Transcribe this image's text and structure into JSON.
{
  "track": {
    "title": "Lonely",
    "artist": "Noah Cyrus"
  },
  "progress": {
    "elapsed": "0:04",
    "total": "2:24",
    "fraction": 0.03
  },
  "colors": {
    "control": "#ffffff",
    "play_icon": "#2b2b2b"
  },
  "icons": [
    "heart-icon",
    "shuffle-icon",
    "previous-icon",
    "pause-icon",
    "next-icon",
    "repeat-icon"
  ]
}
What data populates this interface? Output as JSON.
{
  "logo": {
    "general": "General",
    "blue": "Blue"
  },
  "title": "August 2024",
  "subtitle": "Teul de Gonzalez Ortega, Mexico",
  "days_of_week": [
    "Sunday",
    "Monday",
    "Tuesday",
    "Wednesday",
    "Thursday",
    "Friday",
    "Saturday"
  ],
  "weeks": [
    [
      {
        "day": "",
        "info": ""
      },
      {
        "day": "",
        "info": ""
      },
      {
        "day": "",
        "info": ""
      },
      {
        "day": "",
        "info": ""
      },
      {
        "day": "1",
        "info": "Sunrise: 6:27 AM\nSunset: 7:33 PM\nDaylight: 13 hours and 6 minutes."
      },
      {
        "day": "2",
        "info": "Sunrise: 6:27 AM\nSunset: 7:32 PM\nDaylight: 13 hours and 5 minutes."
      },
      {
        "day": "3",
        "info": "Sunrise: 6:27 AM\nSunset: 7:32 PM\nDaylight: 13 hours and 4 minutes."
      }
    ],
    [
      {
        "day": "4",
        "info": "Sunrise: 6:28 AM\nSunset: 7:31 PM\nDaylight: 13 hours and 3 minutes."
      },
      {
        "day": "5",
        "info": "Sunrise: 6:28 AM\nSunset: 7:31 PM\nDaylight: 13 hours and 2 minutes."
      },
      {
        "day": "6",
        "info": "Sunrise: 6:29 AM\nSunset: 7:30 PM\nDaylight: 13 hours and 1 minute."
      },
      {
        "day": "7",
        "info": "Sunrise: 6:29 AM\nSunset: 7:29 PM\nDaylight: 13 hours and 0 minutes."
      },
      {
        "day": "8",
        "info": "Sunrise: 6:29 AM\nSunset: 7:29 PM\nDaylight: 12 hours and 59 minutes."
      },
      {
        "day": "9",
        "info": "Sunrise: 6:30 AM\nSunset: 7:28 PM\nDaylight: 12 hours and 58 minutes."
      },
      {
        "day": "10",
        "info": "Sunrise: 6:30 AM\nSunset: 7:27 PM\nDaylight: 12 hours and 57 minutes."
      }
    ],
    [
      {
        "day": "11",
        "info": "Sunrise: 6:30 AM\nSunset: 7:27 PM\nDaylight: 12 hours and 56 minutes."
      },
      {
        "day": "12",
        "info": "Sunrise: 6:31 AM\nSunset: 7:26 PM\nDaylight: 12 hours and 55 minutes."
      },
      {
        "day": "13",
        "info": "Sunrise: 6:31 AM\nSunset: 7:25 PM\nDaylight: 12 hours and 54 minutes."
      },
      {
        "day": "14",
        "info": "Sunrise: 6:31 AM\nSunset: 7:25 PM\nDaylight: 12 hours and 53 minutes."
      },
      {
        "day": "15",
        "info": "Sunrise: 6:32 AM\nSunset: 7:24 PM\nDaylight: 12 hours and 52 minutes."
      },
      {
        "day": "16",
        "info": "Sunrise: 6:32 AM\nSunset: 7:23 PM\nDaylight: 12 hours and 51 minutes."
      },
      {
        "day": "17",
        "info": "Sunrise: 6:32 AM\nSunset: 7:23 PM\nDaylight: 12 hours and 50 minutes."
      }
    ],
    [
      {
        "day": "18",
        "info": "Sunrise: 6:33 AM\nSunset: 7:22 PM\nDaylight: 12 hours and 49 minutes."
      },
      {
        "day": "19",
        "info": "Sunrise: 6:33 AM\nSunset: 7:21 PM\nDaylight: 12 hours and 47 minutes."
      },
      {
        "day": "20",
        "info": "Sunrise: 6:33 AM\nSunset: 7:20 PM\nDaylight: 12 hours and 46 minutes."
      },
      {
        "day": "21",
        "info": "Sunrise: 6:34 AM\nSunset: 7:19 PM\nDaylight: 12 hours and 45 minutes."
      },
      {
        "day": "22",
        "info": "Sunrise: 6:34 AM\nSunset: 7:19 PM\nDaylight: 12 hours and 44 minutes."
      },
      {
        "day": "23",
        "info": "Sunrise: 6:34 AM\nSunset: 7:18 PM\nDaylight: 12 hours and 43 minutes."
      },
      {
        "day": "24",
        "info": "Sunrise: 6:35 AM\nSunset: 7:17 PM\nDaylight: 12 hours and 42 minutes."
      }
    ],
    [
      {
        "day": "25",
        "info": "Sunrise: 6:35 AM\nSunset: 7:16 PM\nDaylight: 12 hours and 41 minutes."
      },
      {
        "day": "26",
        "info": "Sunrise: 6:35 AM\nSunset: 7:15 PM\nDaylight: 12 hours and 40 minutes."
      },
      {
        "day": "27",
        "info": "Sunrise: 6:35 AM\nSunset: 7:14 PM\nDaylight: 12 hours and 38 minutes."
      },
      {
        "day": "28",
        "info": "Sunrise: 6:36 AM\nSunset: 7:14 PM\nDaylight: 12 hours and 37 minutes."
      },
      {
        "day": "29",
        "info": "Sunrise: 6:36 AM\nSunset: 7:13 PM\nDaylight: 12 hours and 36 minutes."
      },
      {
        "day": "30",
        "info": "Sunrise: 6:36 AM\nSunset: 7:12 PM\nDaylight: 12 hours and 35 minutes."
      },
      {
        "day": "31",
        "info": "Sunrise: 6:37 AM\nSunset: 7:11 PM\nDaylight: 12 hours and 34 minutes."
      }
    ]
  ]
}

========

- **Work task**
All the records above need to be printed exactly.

- **Exercise output**
Transcribe this image's text and structure into JSON.
{
  "track": {
    "title": "Lonely",
    "artist": "Noah Cyrus"
  },
  "progress": {
    "elapsed": "0:04",
    "total": "2:24",
    "fraction": 0.03
  },
  "colors": {
    "control": "#ffffff",
    "play_icon": "#2b2b2b"
  },
  "icons": [
    "heart-icon",
    "shuffle-icon",
    "previous-icon",
    "pause-icon",
    "next-icon",
    "repeat-icon"
  ]
}
What data populates this interface? Output as JSON.
{
  "logo": {
    "general": "General",
    "blue": "Blue"
  },
  "title": "August 2024",
  "subtitle": "Teul de Gonzalez Ortega, Mexico",
  "days_of_week": [
    "Sunday",
    "Monday",
    "Tuesday",
    "Wednesday",
    "Thursday",
    "Friday",
    "Saturday"
  ],
  "weeks": [
    [
      {
        "day": "",
        "info": ""
      },
      {
        "day": "",
        "info": ""
      },
      {
        "day": "",
        "info": ""
      },
      {
        "day": "",
        "info": ""
      },
      {
        "day": "1",
        "info": "Sunrise: 6:27 AM\nSunset: 7:33 PM\nDaylight: 13 hours and 6 minutes."
      },
      {
        "day": "2",
        "info": "Sunrise: 6:27 AM\nSunset: 7:32 PM\nDaylight: 13 hours and 5 minutes."
      },
      {
        "day": "3",
        "info": "Sunrise: 6:27 AM\nSunset: 7:32 PM\nDaylight: 13 hours and 4 minutes."
      }
    ],
    [
      {
        "day": "4",
        "info": "Sunrise: 6:28 AM\nSunset: 7:31 PM\nDaylight: 13 hours and 3 minutes."
      },
      {
        "day": "5",
        "info": "Sunrise: 6:28 AM\nSunset: 7:31 PM\nDaylight: 13 hours and 2 minutes."
      },
      {
        "day": "6",
        "info": "Sunrise: 6:29 AM\nSunset: 7:30 PM\nDaylight: 13 hours and 1 minute."
      },
      {
        "day": "7",
        "info": "Sunrise: 6:29 AM\nSunset: 7:29 PM\nDaylight: 13 hours and 0 minutes."
      },
      {
        "day": "8",
        "info": "Sunrise: 6:29 AM\nSunset: 7:29 PM\nDaylight: 12 hours and 59 minutes."
      },
      {
        "day": "9",
        "info": "Sunrise: 6:30 AM\nSunset: 7:28 PM\nDaylight: 12 hours and 58 minutes."
      },
      {
        "day": "10",
        "info": "Sunrise: 6:30 AM\nSunset: 7:27 PM\nDaylight: 12 hours and 57 minutes."
      }
    ],
    [
      {
        "day": "11",
        "info": "Sunrise: 6:30 AM\nSunset: 7:27 PM\nDaylight: 12 hours and 56 minutes."
      },
      {
        "day": "12",
        "info": "Sunrise: 6:31 AM\nSunset: 7:26 PM\nDaylight: 12 hours and 55 minutes."
      },
      {
        "day": "13",
        "info": "Sunrise: 6:31 AM\nSunset: 7:25 PM\nDaylight: 12 hours and 54 minutes."
      },
      {
        "day": "14",
        "info": "Sunrise: 6:31 AM\nSunset: 7:25 PM\nDaylight: 12 hours and 53 minutes."
      },
      {
        "day": "15",
        "info": "Sunrise: 6:32 AM\nSunset: 7:24 PM\nDaylight: 12 hours and 52 minutes."
      },
      {
        "day": "16",
        "info": "Sunrise: 6:32 AM\nSunset: 7:23 PM\nDaylight: 12 hours and 51 minutes."
      },
      {
        "day": "17",
        "info": "Sunrise: 6:32 AM\nSunset: 7:23 PM\nDaylight: 12 hours and 50 minutes."
      }
    ],
    [
      {
        "day": "18",
        "info": "Sunrise: 6:33 AM\nSunset: 7:22 PM\nDaylight: 12 hours and 49 minutes."
      },
      {
        "day": "19",
        "info": "Sunrise: 6:33 AM\nSunset: 7:21 PM\nDaylight: 12 hours and 47 minutes."
      },
      {
        "day": "20",
        "info": "Sunrise: 6:33 AM\nSunset: 7:20 PM\nDaylight: 12 hours and 46 minutes."
      },
      {
        "day": "21",
        "info": "Sunrise: 6:34 AM\nSunset: 7:19 PM\nDaylight: 12 hours and 45 minutes."
      },
      {
        "day": "22",
        "info": "Sunrise: 6:34 AM\nSunset: 7:19 PM\nDaylight: 12 hours and 44 minutes."
      },
      {
        "day": "23",
        "info": "Sunrise: 6:34 AM\nSunset: 7:18 PM\nDaylight: 12 hours and 43 minutes."
      },
      {
        "day": "24",
        "info": "Sunrise: 6:35 AM\nSunset: 7:17 PM\nDaylight: 12 hours and 42 minutes."
      }
    ],
    [
      {
        "day": "25",
        "info": "Sunrise: 6:35 AM\nSunset: 7:16 PM\nDaylight: 12 hours and 41 minutes."
      },
      {
        "day": "26",
        "info": "Sunrise: 6:35 AM\nSunset: 7:15 PM\nDaylight: 12 hours and 40 minutes."
      },
      {
        "day": "27",
        "info": "Sunrise: 6:35 AM\nSunset: 7:14 PM\nDaylight: 12 hours and 38 minutes."
      },
      {
        "day": "28",
        "info": "Sunrise: 6:36 AM\nSunset: 7:14 PM\nDaylight: 12 hours and 37 minutes."
      },
      {
        "day": "29",
        "info": "Sunrise: 6:36 AM\nSunset: 7:13 PM\nDaylight: 12 hours and 36 minutes."
      },
      {
        "day": "30",
        "info": "Sunrise: 6:36 AM\nSunset: 7:12 PM\nDaylight: 12 hours and 35 minutes."
      },
      {
        "day": "31",
        "info": "Sunrise: 6:37 AM\nSunset: 7:11 PM\nDaylight: 12 hours and 34 minutes."
      }
    ]
  ]
}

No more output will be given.